* Armoured cars and helicopters at key trade crossing
* Jordan says would retaliate against ISIL incursion
* Jordan could face long-term threat of destabilisation
By Suleiman Al-Khalidi
JORDAN-IRAQ BORDER, June 25 (Reuters) - Jordanian military and political officials vowed on Wednesday to prevent advancing Sunni militants from crossing into the Western-backed kingdom, putting on a public show of force along its fortified desert border with Iraq.
Two helicopters hovered at low altitude above the Karameh border point, while scores of armoured vehicles and Humvees mounted with machine guns replaced the convoys of trucks which usually ply one of the Middle East's main trade routes.
The rapid advances across western Iraq by fighters of the Islamic State in Iraq and the Levant (ISIL) have left Jordan scrambling to reinforce a second border from the effects of conflict now convulsing two of its neighbours.
To the north, Syria's three-year civil war has brought a deluge of refugees and raised fears that Jordanians who join rebels ranks could turn their guns on domestic targets when they return home, radicalised by war.
The turmoil to the east poses an even more direct threat, with ISIL fighters bent on recreating a regional Islamic caliphate, eliminating 20th century colonial borders which they refuse to recognise.
"Borders are key to war and peace and our duty is to prevent extremist groups from infiltrating," General Saber al-Mahayrah told journalists at the headquarters of Jordan's military border guard forces before a tour of the border area. "We will not allow a single person to enter our territory illegally."
At the Karameh border crossing at least 10 armoured vehicles were stationed, while scores of Humvees were seen on the road towards Karameh. Officers said many of the tanks had been deployed from their headquarters to outposts stretched across hundreds of miles of remote desert.
At the normally bustling crossing, about 30 trucks could be seen crossing from Iraq over a period of about an hour, while around a dozen went the other way. One truck driver said traffic had fallen by more than a third in recent days.
"Before ISIL came, there was round the clock traffic and Iraqis would buy water, water melons, everything," said Omar Imri, a shopkeeper in Ruwaished, the last Jordanian town before the border.
While commercial traffic may have fallen, residents of the town of Safai, that lies on the Amman-Baghdad highway near the border, said the last time they saw a similar scale of military movement was during the 2003 U.S. invasion of Iraq to topple Saddam Hussein.
IRAQI ARMY "WITHDRAWS"

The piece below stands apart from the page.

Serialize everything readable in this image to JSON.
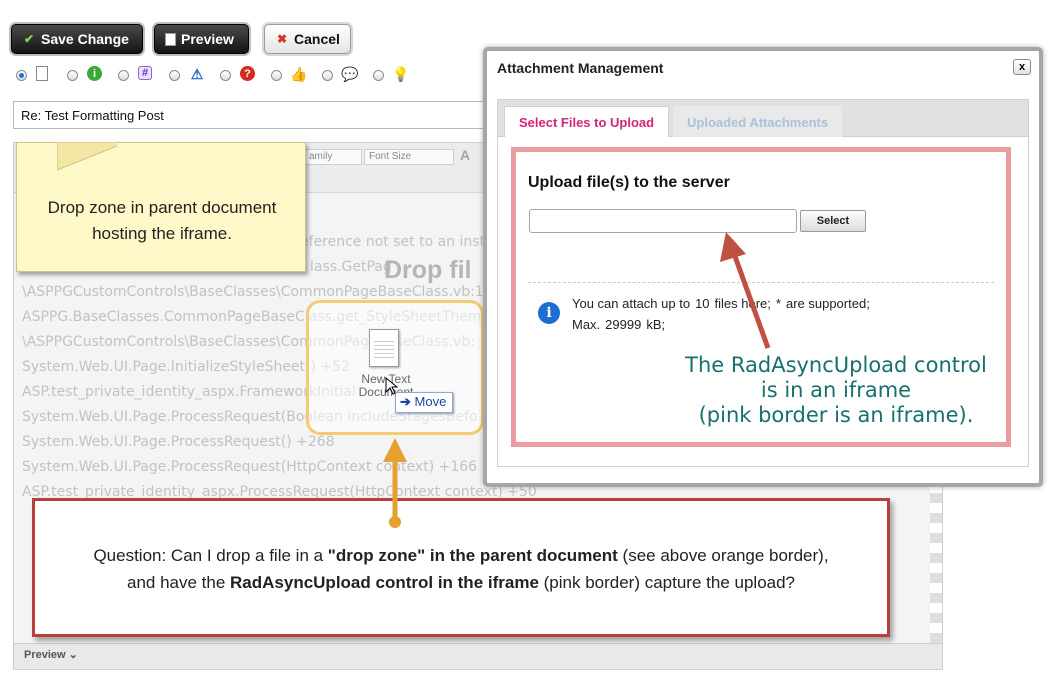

Ismail Kaoud, a truck driver arriving from the Iraqi town of Ramadi, said Iraqi troops loyal to the Shi'ite-led government of Prime Minister Nuri al-Maliki had pulled out of much of the western border province of Anbar, just as they retreated in front of ISIL's push to Baghdad from north Iraq.
He said around 150 Iraqi police, customs officials and soldiers were still manning the Iraqi side of the border. However, Jordanian army personnel, speaking anonymously, said they suspected armed tribesmen were in charge.
In addition to the overt security measures, a Jordanian official said authorities were in contact with Sunni Muslim tribal leaders in Anbar to try to curb the influence of the Sunni Islamist ISIL fighters.
Two officers said on condition of anonymity that dozens of tanks, mortar guns and rocket launchers were moved in the last week from major army bases in the frontier area and deployed at the border outpost.
"Jordan is a state that is fully in control of its own territory," Foreign Minister Nasser Judeh told Britain's BBC on Wednesday.
"If (ISIL) try to get one inch close to the Jordanian border, they get the full might of the Jordanian armed forces retaliating so they know better," he said.
Those armed forces look increasingly stretched as they try to seal 375 km (235 miles) of mainly remote desert border with Syria in addition to the 180 km (110 miles) of border with Iraq.
The real danger to the kingdom, however, is unlikely to be an immediate military threat.
"The fear is not that ISIL will invade Jordan - unlike Iraq, Jordan has a professional army and a serious presence along its border - but that ISIL will destabilise the kingdom through sustained attempts at infiltration and acts of terror," the security consultancy Soufan Group said. (Writing by Dominic Evans; Editing by Alison Williams)